- Hardtails: The type we all know, and either don’t come with suspension, or have suspension just at the front; and which if you’re on a budget of $500 or less is the probably the best type of bike to get.The more travel, (up and down motion), there is in your front fork suspension the easier your bike will be to control over rough and uneven trails. Most suspension setups come with between 75mm and 100mm of vertical travel. This will tend to make you faster over most terrain and ensure that your pedal to power ratio is effective more of the time.
Hardtails can be used on almost every trail and every street going except the really adrenaline pumping near vertical rocky descents down the side of an actual mountain. Personally I wouldn’t do that type of riding on any bike in any situation. That type or mountain biking is just straight up dangerous if you ask me.
- Full suspension bikes: The type with shock absorbers at both ends of the bike. Talking about the intricacies of full suspension systems can get really complicated really quickly, so I will keep this as simple as I can.Put basically, these days almost all full suspension mountain bikes work well; unless the bike is worth less than $700 overall. If this is the case, then just don’t bother with a full suspension setup. Trust me, just don’t. If you are limited by your budget, then buy a quality hardtail. You will be miles better off, and you will thank me for this advice.
Personally I wouldn’t worry about the where the linkage bars or pivot points on the bike are. Far more important is to consider the type of suspension your bike has. If it is an option on your bike then do go for air shocks. Air shocks tend to offer easier adjustability and are actually better suited to women riders, who in general, are lighter riders.
It’s more important that you get your suspension settings correct for you as that will make them easier to maintain and adjust in the long run.
How many gears?
In general, mountain bikes have much closer spaced gears than your standard road bike. While this will make you slower on a long road journey, you will find it easier to pedal up hills and deal with the constant start/stop of commuting. And of course if you intend to use your mountain bike on an actual mountain, you will find the climbing part easier overall.
Choosing the right brakes on a mountain bike can make the difference between riding with confidence and determination or being scared and hesitant in everything you do on your bike. You need to be able to trust your brakes, and it should be easy to pull the brake handle. Essentially when you brake, your bike should slow down and stop!
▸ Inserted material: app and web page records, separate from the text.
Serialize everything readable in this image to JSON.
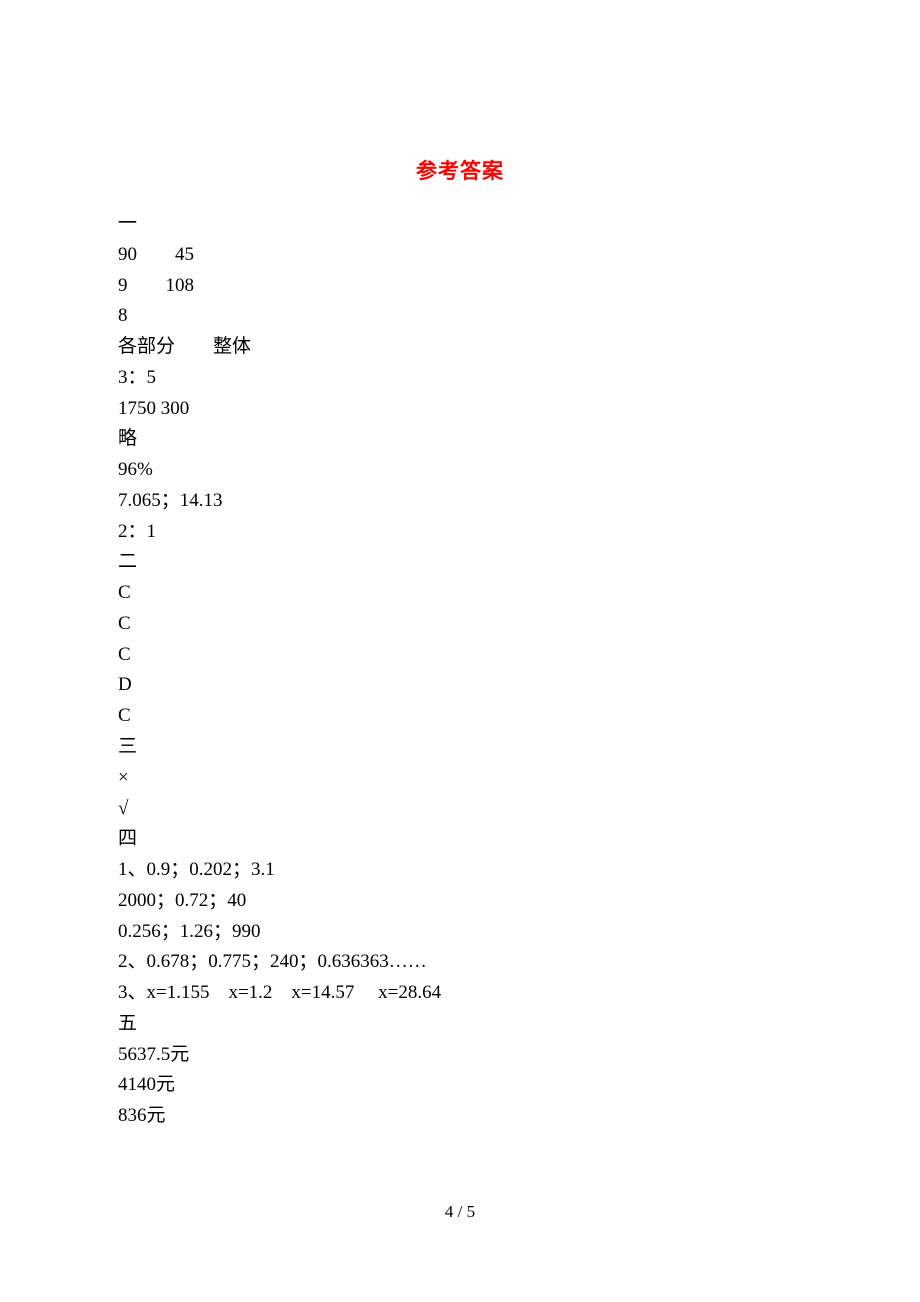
{
  "title": "参考答案",
  "lines": [
    "一",
    "90　　45",
    "9　　108",
    "8",
    "各部分　　整体",
    "3：5",
    "1750 300",
    "略",
    "96%",
    "7.065；14.13",
    "2：1",
    "二",
    "C",
    "C",
    "C",
    "D",
    "C",
    "三",
    "×",
    "√",
    "四",
    "1、0.9；0.202；3.1",
    "2000；0.72；40",
    "0.256；1.26；990",
    "2、0.678；0.775；240；0.636363……",
    "3、x=1.155    x=1.2    x=14.57     x=28.64",
    "五",
    "5637.5元",
    "4140元",
    "836元"
  ],
  "pageNumber": "4 / 5"
}
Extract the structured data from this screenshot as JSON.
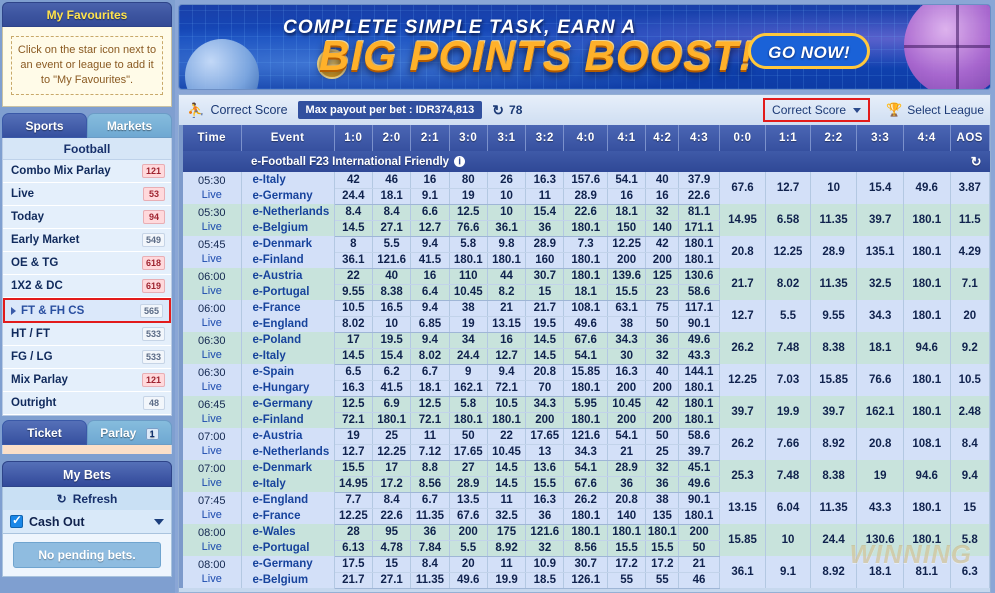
{
  "sidebar": {
    "favourites_title": "My Favourites",
    "favourites_note": "Click on the star icon next to an event or league to add it to \"My Favourites\".",
    "tab_sports": "Sports",
    "tab_markets": "Markets",
    "list_title": "Football",
    "items": [
      {
        "label": "Combo Mix Parlay",
        "count": "121",
        "style": "hot"
      },
      {
        "label": "Live",
        "count": "53",
        "style": "hot"
      },
      {
        "label": "Today",
        "count": "94",
        "style": "hot"
      },
      {
        "label": "Early Market",
        "count": "549",
        "style": "cold"
      },
      {
        "label": "OE & TG",
        "count": "618",
        "style": "hot"
      },
      {
        "label": "1X2 & DC",
        "count": "619",
        "style": "hot"
      },
      {
        "label": "FT & FH CS",
        "count": "565",
        "style": "cold",
        "selected": true
      },
      {
        "label": "HT / FT",
        "count": "533",
        "style": "cold"
      },
      {
        "label": "FG / LG",
        "count": "533",
        "style": "cold"
      },
      {
        "label": "Mix Parlay",
        "count": "121",
        "style": "hot"
      },
      {
        "label": "Outright",
        "count": "48",
        "style": "cold"
      }
    ],
    "tab_ticket": "Ticket",
    "tab_parlay": "Parlay",
    "parlay_count": "1",
    "mybets_title": "My Bets",
    "refresh_label": "Refresh",
    "cashout_label": "Cash Out",
    "no_pending": "No pending bets."
  },
  "banner": {
    "line1": "COMPLETE SIMPLE TASK, EARN A",
    "line2": "BIG POINTS BOOST!",
    "cta": "GO NOW!"
  },
  "toolbar": {
    "title": "Correct Score",
    "max_payout": "Max payout per bet : IDR374,813",
    "refresh_count": "78",
    "market_select": "Correct Score",
    "select_league": "Select League"
  },
  "table": {
    "headers": [
      "Time",
      "Event",
      "1:0",
      "2:0",
      "2:1",
      "3:0",
      "3:1",
      "3:2",
      "4:0",
      "4:1",
      "4:2",
      "4:3",
      "0:0",
      "1:1",
      "2:2",
      "3:3",
      "4:4",
      "AOS"
    ],
    "league": "e-Football F23 International Friendly",
    "live_label": "Live",
    "watermark": "WINNING",
    "rows": [
      {
        "time": "05:30",
        "home": "e-Italy",
        "away": "e-Germany",
        "home_odds": [
          "42",
          "46",
          "16",
          "80",
          "26",
          "16.3",
          "157.6",
          "54.1",
          "40",
          "37.9"
        ],
        "away_odds": [
          "24.4",
          "18.1",
          "9.1",
          "19",
          "10",
          "11",
          "28.9",
          "16",
          "16",
          "22.6"
        ],
        "draw_odds": [
          "67.6",
          "12.7",
          "10",
          "15.4",
          "49.6",
          "3.87"
        ]
      },
      {
        "time": "05:30",
        "home": "e-Netherlands",
        "away": "e-Belgium",
        "home_odds": [
          "8.4",
          "8.4",
          "6.6",
          "12.5",
          "10",
          "15.4",
          "22.6",
          "18.1",
          "32",
          "81.1"
        ],
        "away_odds": [
          "14.5",
          "27.1",
          "12.7",
          "76.6",
          "36.1",
          "36",
          "180.1",
          "150",
          "140",
          "171.1"
        ],
        "draw_odds": [
          "14.95",
          "6.58",
          "11.35",
          "39.7",
          "180.1",
          "11.5"
        ]
      },
      {
        "time": "05:45",
        "home": "e-Denmark",
        "away": "e-Finland",
        "home_odds": [
          "8",
          "5.5",
          "9.4",
          "5.8",
          "9.8",
          "28.9",
          "7.3",
          "12.25",
          "42",
          "180.1"
        ],
        "away_odds": [
          "36.1",
          "121.6",
          "41.5",
          "180.1",
          "180.1",
          "160",
          "180.1",
          "200",
          "200",
          "180.1"
        ],
        "draw_odds": [
          "20.8",
          "12.25",
          "28.9",
          "135.1",
          "180.1",
          "4.29"
        ]
      },
      {
        "time": "06:00",
        "home": "e-Austria",
        "away": "e-Portugal",
        "home_odds": [
          "22",
          "40",
          "16",
          "110",
          "44",
          "30.7",
          "180.1",
          "139.6",
          "125",
          "130.6"
        ],
        "away_odds": [
          "9.55",
          "8.38",
          "6.4",
          "10.45",
          "8.2",
          "15",
          "18.1",
          "15.5",
          "23",
          "58.6"
        ],
        "draw_odds": [
          "21.7",
          "8.02",
          "11.35",
          "32.5",
          "180.1",
          "7.1"
        ]
      },
      {
        "time": "06:00",
        "home": "e-France",
        "away": "e-England",
        "home_odds": [
          "10.5",
          "16.5",
          "9.4",
          "38",
          "21",
          "21.7",
          "108.1",
          "63.1",
          "75",
          "117.1"
        ],
        "away_odds": [
          "8.02",
          "10",
          "6.85",
          "19",
          "13.15",
          "19.5",
          "49.6",
          "38",
          "50",
          "90.1"
        ],
        "draw_odds": [
          "12.7",
          "5.5",
          "9.55",
          "34.3",
          "180.1",
          "20"
        ]
      },
      {
        "time": "06:30",
        "home": "e-Poland",
        "away": "e-Italy",
        "home_odds": [
          "17",
          "19.5",
          "9.4",
          "34",
          "16",
          "14.5",
          "67.6",
          "34.3",
          "36",
          "49.6"
        ],
        "away_odds": [
          "14.5",
          "15.4",
          "8.02",
          "24.4",
          "12.7",
          "14.5",
          "54.1",
          "30",
          "32",
          "43.3"
        ],
        "draw_odds": [
          "26.2",
          "7.48",
          "8.38",
          "18.1",
          "94.6",
          "9.2"
        ]
      },
      {
        "time": "06:30",
        "home": "e-Spain",
        "away": "e-Hungary",
        "home_odds": [
          "6.5",
          "6.2",
          "6.7",
          "9",
          "9.4",
          "20.8",
          "15.85",
          "16.3",
          "40",
          "144.1"
        ],
        "away_odds": [
          "16.3",
          "41.5",
          "18.1",
          "162.1",
          "72.1",
          "70",
          "180.1",
          "200",
          "200",
          "180.1"
        ],
        "draw_odds": [
          "12.25",
          "7.03",
          "15.85",
          "76.6",
          "180.1",
          "10.5"
        ]
      },
      {
        "time": "06:45",
        "home": "e-Germany",
        "away": "e-Finland",
        "home_odds": [
          "12.5",
          "6.9",
          "12.5",
          "5.8",
          "10.5",
          "34.3",
          "5.95",
          "10.45",
          "42",
          "180.1"
        ],
        "away_odds": [
          "72.1",
          "180.1",
          "72.1",
          "180.1",
          "180.1",
          "200",
          "180.1",
          "200",
          "200",
          "180.1"
        ],
        "draw_odds": [
          "39.7",
          "19.9",
          "39.7",
          "162.1",
          "180.1",
          "2.48"
        ]
      },
      {
        "time": "07:00",
        "home": "e-Austria",
        "away": "e-Netherlands",
        "home_odds": [
          "19",
          "25",
          "11",
          "50",
          "22",
          "17.65",
          "121.6",
          "54.1",
          "50",
          "58.6"
        ],
        "away_odds": [
          "12.7",
          "12.25",
          "7.12",
          "17.65",
          "10.45",
          "13",
          "34.3",
          "21",
          "25",
          "39.7"
        ],
        "draw_odds": [
          "26.2",
          "7.66",
          "8.92",
          "20.8",
          "108.1",
          "8.4"
        ]
      },
      {
        "time": "07:00",
        "home": "e-Denmark",
        "away": "e-Italy",
        "home_odds": [
          "15.5",
          "17",
          "8.8",
          "27",
          "14.5",
          "13.6",
          "54.1",
          "28.9",
          "32",
          "45.1"
        ],
        "away_odds": [
          "14.95",
          "17.2",
          "8.56",
          "28.9",
          "14.5",
          "15.5",
          "67.6",
          "36",
          "36",
          "49.6"
        ],
        "draw_odds": [
          "25.3",
          "7.48",
          "8.38",
          "19",
          "94.6",
          "9.4"
        ]
      },
      {
        "time": "07:45",
        "home": "e-England",
        "away": "e-France",
        "home_odds": [
          "7.7",
          "8.4",
          "6.7",
          "13.5",
          "11",
          "16.3",
          "26.2",
          "20.8",
          "38",
          "90.1"
        ],
        "away_odds": [
          "12.25",
          "22.6",
          "11.35",
          "67.6",
          "32.5",
          "36",
          "180.1",
          "140",
          "135",
          "180.1"
        ],
        "draw_odds": [
          "13.15",
          "6.04",
          "11.35",
          "43.3",
          "180.1",
          "15"
        ]
      },
      {
        "time": "08:00",
        "home": "e-Wales",
        "away": "e-Portugal",
        "home_odds": [
          "28",
          "95",
          "36",
          "200",
          "175",
          "121.6",
          "180.1",
          "180.1",
          "180.1",
          "200"
        ],
        "away_odds": [
          "6.13",
          "4.78",
          "7.84",
          "5.5",
          "8.92",
          "32",
          "8.56",
          "15.5",
          "15.5",
          "50"
        ],
        "draw_odds": [
          "15.85",
          "10",
          "24.4",
          "130.6",
          "180.1",
          "5.8"
        ]
      },
      {
        "time": "08:00",
        "home": "e-Germany",
        "away": "e-Belgium",
        "home_odds": [
          "17.5",
          "15",
          "8.4",
          "20",
          "11",
          "10.9",
          "30.7",
          "17.2",
          "17.2",
          "21"
        ],
        "away_odds": [
          "21.7",
          "27.1",
          "11.35",
          "49.6",
          "19.9",
          "18.5",
          "126.1",
          "55",
          "55",
          "46"
        ],
        "draw_odds": [
          "36.1",
          "9.1",
          "8.92",
          "18.1",
          "81.1",
          "6.3"
        ]
      }
    ]
  }
}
If it doesn’t then something is wrong!
When it comes down to it, you have 2 choices. Either Rim brakes or Disc brakes.
Rim brakes are perfectly good brakes, but as they are on the outer edge of the wheel can be adversely affected by rain and mud; not so good if you’re actually using your mountain bike for mountain biking!
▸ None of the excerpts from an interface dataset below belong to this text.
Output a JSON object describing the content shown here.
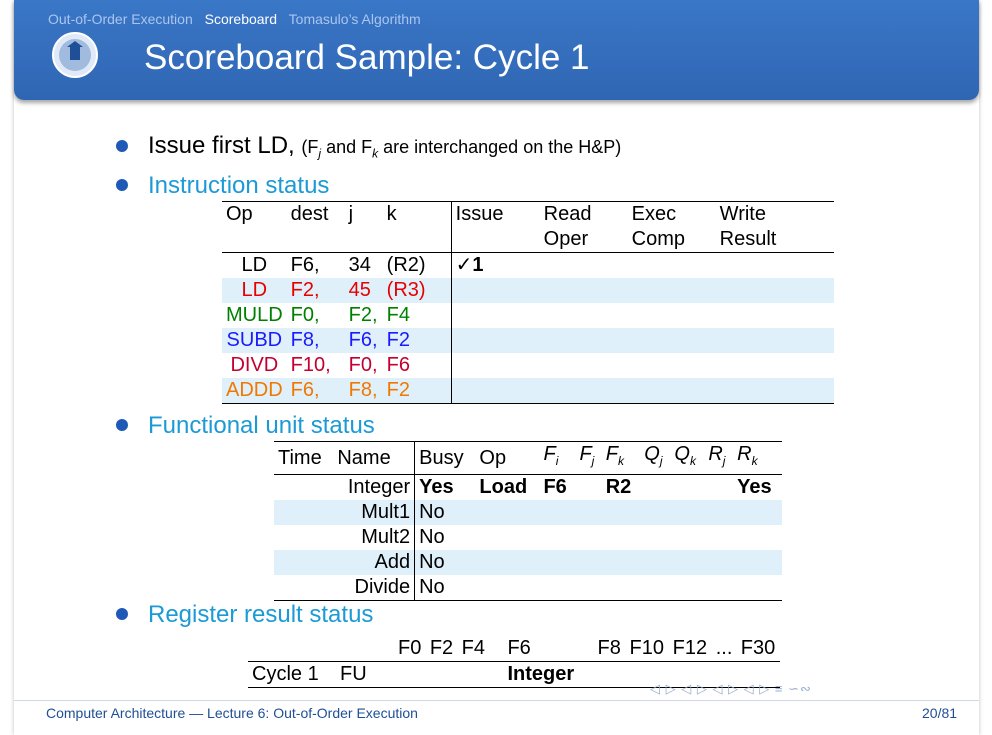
{
  "nav": [
    "Out-of-Order Execution",
    "Scoreboard",
    "Tomasulo’s Algorithm"
  ],
  "title": "Scoreboard Sample: Cycle 1",
  "bullets": {
    "issue_main": "Issue first LD,",
    "issue_note": "(F",
    "j": "j",
    "and": " and F",
    "k": "k",
    "rest": " are interchanged on the H&P)",
    "instr": "Instruction status",
    "fu": "Functional unit status",
    "reg": "Register result status"
  },
  "instr_table": {
    "headers": [
      "Op",
      "dest",
      "j",
      "k",
      "Issue",
      "Read",
      "Exec",
      "Write"
    ],
    "headers2": [
      "Oper",
      "Comp",
      "Result"
    ],
    "rows": [
      {
        "op": "LD",
        "dest": "F6,",
        "j": "34",
        "k": "(R2)",
        "issue": "✓1",
        "color": "#000000"
      },
      {
        "op": "LD",
        "dest": "F2,",
        "j": "45",
        "k": "(R3)",
        "issue": "",
        "color": "#e60000"
      },
      {
        "op": "MULD",
        "dest": "F0,",
        "j": "F2,",
        "k": "F4",
        "issue": "",
        "color": "#008000"
      },
      {
        "op": "SUBD",
        "dest": "F8,",
        "j": "F6,",
        "k": "F2",
        "issue": "",
        "color": "#1a1aff"
      },
      {
        "op": "DIVD",
        "dest": "F10,",
        "j": "F0,",
        "k": "F6",
        "issue": "",
        "color": "#c40030"
      },
      {
        "op": "ADDD",
        "dest": "F6,",
        "j": "F8,",
        "k": "F2",
        "issue": "",
        "color": "#f07800"
      }
    ]
  },
  "fu_table": {
    "headers": [
      "Time",
      "Name",
      "Busy",
      "Op",
      "F",
      "i",
      "F",
      "j",
      "F",
      "k",
      "Q",
      "j",
      "Q",
      "k",
      "R",
      "j",
      "R",
      "k"
    ],
    "rows": [
      {
        "name": "Integer",
        "busy": "Yes",
        "op": "Load",
        "fi": "F6",
        "fj": "",
        "fk": "R2",
        "qj": "",
        "qk": "",
        "rj": "",
        "rk": "Yes"
      },
      {
        "name": "Mult1",
        "busy": "No",
        "op": "",
        "fi": "",
        "fj": "",
        "fk": "",
        "qj": "",
        "qk": "",
        "rj": "",
        "rk": ""
      },
      {
        "name": "Mult2",
        "busy": "No",
        "op": "",
        "fi": "",
        "fj": "",
        "fk": "",
        "qj": "",
        "qk": "",
        "rj": "",
        "rk": ""
      },
      {
        "name": "Add",
        "busy": "No",
        "op": "",
        "fi": "",
        "fj": "",
        "fk": "",
        "qj": "",
        "qk": "",
        "rj": "",
        "rk": ""
      },
      {
        "name": "Divide",
        "busy": "No",
        "op": "",
        "fi": "",
        "fj": "",
        "fk": "",
        "qj": "",
        "qk": "",
        "rj": "",
        "rk": ""
      }
    ]
  },
  "reg_table": {
    "regs": [
      "F0",
      "F2",
      "F4",
      "F6",
      "F8",
      "F10",
      "F12",
      "...",
      "F30"
    ],
    "cycle": "Cycle 1",
    "fu": "FU",
    "values": [
      "",
      "",
      "",
      "Integer",
      "",
      "",
      "",
      "",
      ""
    ]
  },
  "footer": "Computer Architecture — Lecture 6: Out-of-Order Execution",
  "page": "20/81",
  "nav_icons": "◁ ▷ ◁ ▷ ◁ ▷ ◁ ▷ ≡ ∽∾"
}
Disc brakes are much closer to the inner edge of the wheel and are more efficient and stronger. The main issue with disc brakes is, again, budgetary. Cheaper disc brakes will be heavier and less accurate.
Back in the 20th Century, before Google existed and Kim Kardashian became famous for starring in her own sex tape, mountain bike wheels came in one size. That size was 26”. Now there are also 29” wheels, and one in between measuring 27.5”, bizarrely referred to as 650B. I don’t know why either. I’m just a writer and a mountain biker.
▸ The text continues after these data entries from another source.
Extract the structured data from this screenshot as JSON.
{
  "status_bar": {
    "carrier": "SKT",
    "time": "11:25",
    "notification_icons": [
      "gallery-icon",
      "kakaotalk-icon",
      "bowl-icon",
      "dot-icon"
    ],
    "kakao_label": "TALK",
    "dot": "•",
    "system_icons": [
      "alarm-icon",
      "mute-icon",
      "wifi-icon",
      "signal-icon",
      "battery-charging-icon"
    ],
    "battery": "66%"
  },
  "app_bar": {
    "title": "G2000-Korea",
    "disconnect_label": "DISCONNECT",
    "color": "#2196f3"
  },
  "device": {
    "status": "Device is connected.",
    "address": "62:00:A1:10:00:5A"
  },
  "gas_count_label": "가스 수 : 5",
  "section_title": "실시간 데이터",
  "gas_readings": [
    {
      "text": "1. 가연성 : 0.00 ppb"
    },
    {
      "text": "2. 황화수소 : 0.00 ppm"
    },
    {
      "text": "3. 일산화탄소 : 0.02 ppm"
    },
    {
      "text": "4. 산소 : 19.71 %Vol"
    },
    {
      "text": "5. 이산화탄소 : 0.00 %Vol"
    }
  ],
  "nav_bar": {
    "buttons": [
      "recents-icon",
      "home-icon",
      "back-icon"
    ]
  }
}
Basically, opinion in the biking world is split between exactly what wheel size is best and which is not. Again, it’s really personal preference, and entirely up to yourself.
It’s like I said at the start: Choosing the right mountain bike for you comes down entirely to what feels comfortable for you. My wife rides the exact same style of mountain bike I do, just with a smaller frame and a different saddle, and she gets along just fine on it.
When she began her search for the perfect mountain bike she was convinced she wanted a dedicated ladies’ mountain bike. It was only after testing several different models that she realized she didn’t need one. Her only regret is that it didn’t come in pink.